SILVER CITY, N.M.— A four-year stalemate in federal efforts to reintroduce Mexican gray wolves to the Southwest took another step backward last week when the U.S. Fish and Wildlife Service recaptured a male wolf only three weeks after his release into the wild.
“It’s unbelievable that after four years without releasing any new wolves to the wild, that they immediately pick him up again,” said Michael Robinson of the Center for Biological Diversity. “Both the chronic lack of releases and the recapture of this male ignore urgent pleas from scientists and conservationists to release more wolves to help the struggling population. At last count, there were fewer than 60 in the wild.”
After delaying for more than four years, the U.S. Fish and Wildlife Service released an endangered Mexican gray wolf into the Arizona wild on Jan. 7. The wolf was recaptured in New Mexico on Jan. 29 after he wandered outside the established territory of his intended mate, the alpha female of the Bluestem Pack, which lost its alpha male to a criminal shooting in July 2012.
Scientists have documented that the lack of new releases, coupled with government shooting and trapping of wolves, is causing genetic problems that manifest in smaller Mexican wolf litters and lower pup-survival rates. At the same time, genetically valuable wolves in captivity are growing old without the opportunity to breed.
At last count a year ago, there were 58 wolves, including six breeding pairs, in the wild. The Fish and Wildlife Service is expected to release results of a new census this week. The current breeding season for wolves will continue for only another week or so.

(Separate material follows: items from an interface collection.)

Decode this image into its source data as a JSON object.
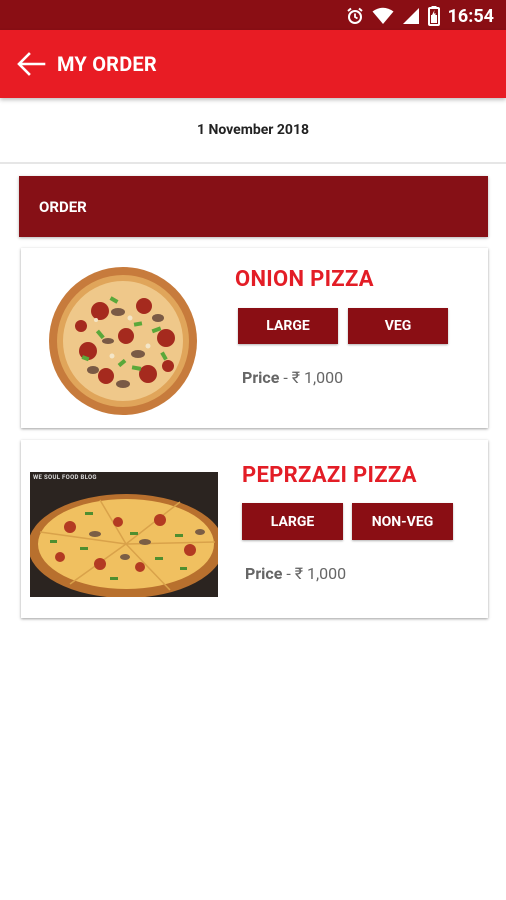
{
  "status_bar": {
    "time": "16:54",
    "icons": [
      "alarm-icon",
      "wifi-icon",
      "signal-icon",
      "battery-icon"
    ]
  },
  "app_bar": {
    "title": "MY ORDER",
    "back_icon": "arrow-left-icon"
  },
  "date": "1 November 2018",
  "order_header": "ORDER",
  "orders": [
    {
      "name": "ONION PIZZA",
      "size": "LARGE",
      "type": "VEG",
      "price_label": "Price",
      "price_separator": "-",
      "price_value": "₹ 1,000"
    },
    {
      "name": "PEPRZAZI PIZZA",
      "size": "LARGE",
      "type": "NON-VEG",
      "price_label": "Price",
      "price_separator": "-",
      "price_value": "₹ 1,000",
      "image_watermark": "WE SOUL FOOD BLOG"
    }
  ],
  "colors": {
    "status_bar": "#8a0e14",
    "app_bar": "#e81c24",
    "header": "#861016",
    "accent_text": "#e31d26",
    "tag_button": "#8a0e14"
  }
}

“Fish and Wildlife should be releasing family packs or at least dozens of single lobos to the wild right now, today,” said Robinson. “As the Mexican wolf slides toward extinction, officials are sitting on their hands and even hastening the decline by removing wolves from the wild.”